In the case of the Channel Tunnel, the due diligence overlooked the competitive response. The English Channel ferry operators reduced their unit costs by modernizing their boat fleets and won the initial price wars.

The poor revenue oversight might reflect the use of too many engineers for the initial competition due diligence and too few economists.

http://www.economist.com/blogs/americasview/2012/08/high-speed-rail-brazil

Multiple business news sources report what appears to be much slower China Economic Growth.

Aug 20th to Aug 21st 2015

Not very transparent, the Official Chinese government economic growth reports are now being even more widely questioned.

Data from reputable private (independent) forecasting groups suggest that instead of a government source of about 6.8% to 7% range in China GDP growth this year, the real numbers might be closer to 5%. — and in the worse case assumption by a few news observers as low as 2%.

These numbers are way below the heady days of near 14% growth that fueled the Chinese market demand commodities during the boom years.

Bloomberg reported that a private estimate of Chinese manufacturing fell to the lowest level in more than six years… The preliminary Purchasing Managers’ Index from Caixin Media and Markit Economics was at 47.1 for August. Numbers below 50 indicate contraction.

============ Markets around the world are reacting in the midst of Chinese economic uncertainty. The U.S. Stock markets were down significantly the past two days. And as just one other metric, the measured slump in the South African stock market and the rand currency as seen the lowest level this week in almost 14 years.

This market uncertainty is going to affect a lot of proposed railway freight projects around the world.

Within 48 hours of this type of alert news reporting on China’s manufacturing slowdown, the US stock market fell by another 3.2% on Friday the 21st (~530 points).

A coincidence?

Courts and government finally okay. But no one seems to be buying the Goa iron-ore

Often, by the time governments, courts, and investors get ready to sell off assets or commodities in a dispute, as in India, the markets are not buying. Without willing buyers, there is “no sale”

This example is from India. While iron-ore mining in the western Indian province of Goa is now finally poised to resume mining within a month, there are no takers for the raw material. That is code meaning “no buyers”.

The result is more stockpiling of the old inventories and a space crunch for any new mine production that the government and courts say can now go ahead.

According to a Goa government official, of the total 15-million tonnes of old iron-ore fines inventory occupying stockyards and India ports, only six-million tonnes have been liquidated AFTER SEVEN ROUNDS of AUCTIONS to sell it. The government is still pushing hard to auction another one-million tonnes of iron-ore before mining operations up country can resume next month.

Citing an example, an official said that as the seventh round of auctions concluded last week, only 50,000 metric tonnes was sold against an offer of one-million tonnes. Under the circumstances, the government is facing an uphill task in liquidating nine-million tonnes of old stocks and the department of mines can do very little to make space for new mined iron ore that will arrive soon. The resumption of mining in Goa was expected to be led by Vedanta Resources, which was readying to get production from its Codli mines under way, starting around mid-October.

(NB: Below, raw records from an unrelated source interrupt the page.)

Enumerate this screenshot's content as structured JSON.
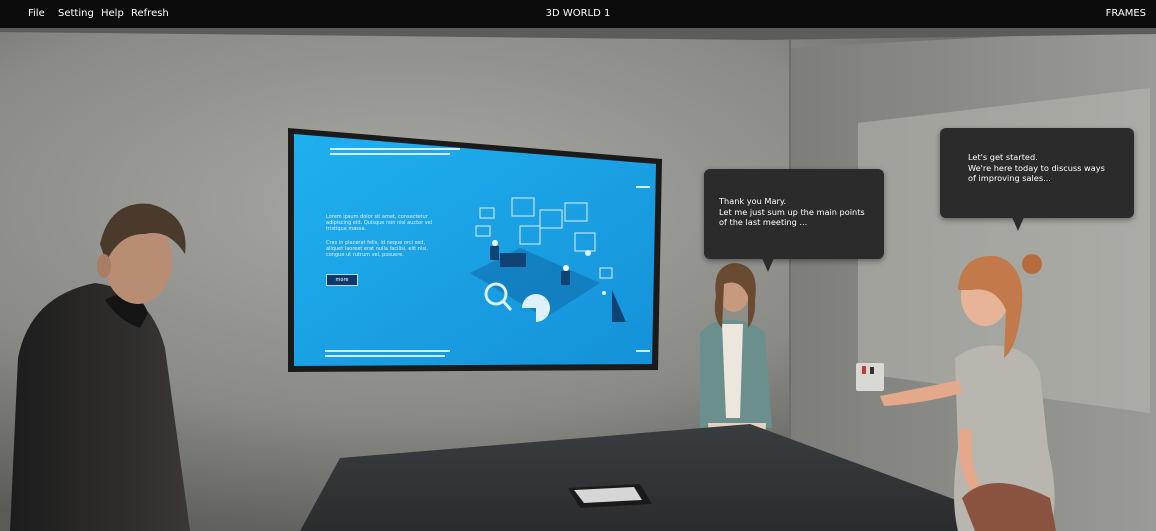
{
  "menubar": {
    "items": [
      "File",
      "Setting",
      "Help",
      "Refresh"
    ],
    "title": "3D WORLD 1",
    "frames_label": "FRAMES"
  },
  "screen": {
    "paragraph1": "Lorem ipsum dolor sit amet, consectetur adipiscing elit. Quisque non nisl auctor vel tristique massa.",
    "paragraph2": "Cras in placerat felis, id neque orci sed, aliquet laoreet erat nulla facilisi, elit nisi, congue ut rutrum vel, posuere.",
    "more_label": "more"
  },
  "bubbles": [
    {
      "speaker": "center-woman",
      "lines": [
        "Thank you Mary.",
        "Let me just sum up the main points",
        "of the last meeting ..."
      ]
    },
    {
      "speaker": "right-woman",
      "lines": [
        "Let's get started.",
        "We're here today to discuss ways",
        "of improving sales..."
      ]
    }
  ],
  "colors": {
    "menubar_bg": "#0c0c0c",
    "screen_blue": "#1aa3e8",
    "bubble_bg": "#2b2b2b",
    "wall": "#8a8a86"
  }
}
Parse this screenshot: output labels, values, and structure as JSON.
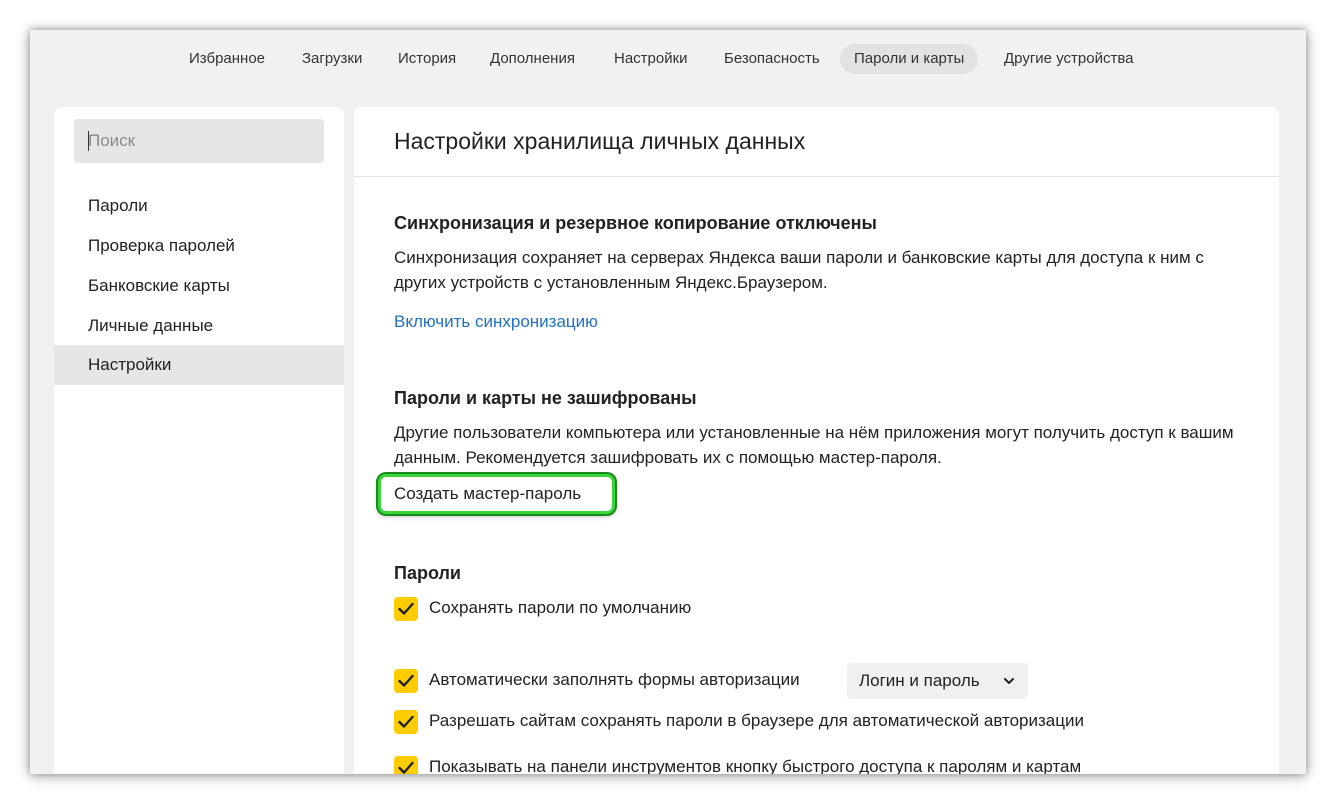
{
  "topnav": {
    "tabs": [
      {
        "label": "Избранное"
      },
      {
        "label": "Загрузки"
      },
      {
        "label": "История"
      },
      {
        "label": "Дополнения"
      },
      {
        "label": "Настройки"
      },
      {
        "label": "Безопасность"
      },
      {
        "label": "Пароли и карты",
        "active": true
      },
      {
        "label": "Другие устройства"
      }
    ]
  },
  "sidebar": {
    "search_placeholder": "Поиск",
    "items": [
      {
        "label": "Пароли"
      },
      {
        "label": "Проверка паролей"
      },
      {
        "label": "Банковские карты"
      },
      {
        "label": "Личные данные"
      },
      {
        "label": "Настройки",
        "active": true
      }
    ]
  },
  "main": {
    "title": "Настройки хранилища личных данных",
    "sync": {
      "title": "Синхронизация и резервное копирование отключены",
      "text": "Синхронизация сохраняет на серверах Яндекса ваши пароли и банковские карты для доступа к ним с других устройств с установленным Яндекс.Браузером.",
      "link": "Включить синхронизацию"
    },
    "encryption": {
      "title": "Пароли и карты не зашифрованы",
      "text": "Другие пользователи компьютера или установленные на нём приложения могут получить доступ к вашим данным. Рекомендуется зашифровать их с помощью мастер-пароля.",
      "button": "Создать мастер-пароль"
    },
    "passwords": {
      "title": "Пароли",
      "options": [
        {
          "label": "Сохранять пароли по умолчанию",
          "checked": true
        },
        {
          "label": "Автоматически заполнять формы авторизации",
          "checked": true
        },
        {
          "label": "Разрешать сайтам сохранять пароли в браузере для автоматической авторизации",
          "checked": true
        },
        {
          "label": "Показывать на панели инструментов кнопку быстрого доступа к паролям и картам",
          "checked": true
        }
      ],
      "autofill_select": "Логин и пароль"
    }
  },
  "colors": {
    "window_bg": "#f2f1ef",
    "checkbox": "#ffcc00",
    "link": "#2170c4",
    "highlight": "#3bd43b"
  }
}
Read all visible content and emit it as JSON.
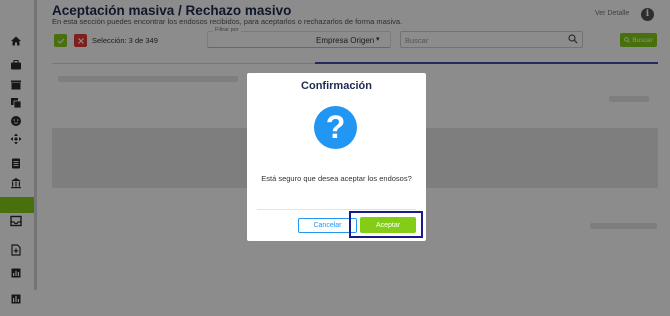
{
  "header": {
    "title": "Aceptación masiva / Rechazo masivo",
    "subtitle": "En esta sección puedes encontrar los endosos recibidos, para aceptarlos o rechazarlos de forma masiva.",
    "ver_detalle": "Ver Detalle",
    "info_icon": "i"
  },
  "toolbar": {
    "seleccion": "Selección: 3 de 349",
    "filter_label": "Filtrar por",
    "filter_value": "Empresa Origen",
    "search_placeholder": "Buscar",
    "buscar_label": "Buscar"
  },
  "modal": {
    "title": "Confirmación",
    "icon_glyph": "?",
    "message": "Está seguro que desea aceptar los endosos?",
    "cancel_label": "Cancelar",
    "accept_label": "Aceptar"
  },
  "colors": {
    "accent_green": "#84cc16",
    "reject_red": "#e53935",
    "info_blue": "#2196f3",
    "title_navy": "#1d2b4f",
    "highlight": "#1a1a8c"
  },
  "sidebar": {
    "icons": [
      "home-icon",
      "briefcase-icon",
      "store-icon",
      "copy-icon",
      "face-icon",
      "move-icon",
      "clipboard-icon",
      "bank-icon",
      "active-item",
      "inbox-icon",
      "add-doc-icon",
      "report-icon",
      "chart-icon"
    ]
  }
}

To read more; go to http://www.miningweekly.com/article/lack-of-takers-for-goa-iron-ore-clogs-all-stockyards-2015 Sent from my iPad

Bloomberg Commodities Index hits a year 2002 low

The Bloomberg Commodity Index, a basket of 22 raw materials including crude and gold is trading at a 2002 low.

It has slumped 14 percent this year.

To read the entire article, go to http://bloom.bg/1TRmDVF

Clearly more bad news for global rail to port new projects.

Sent from my iPhone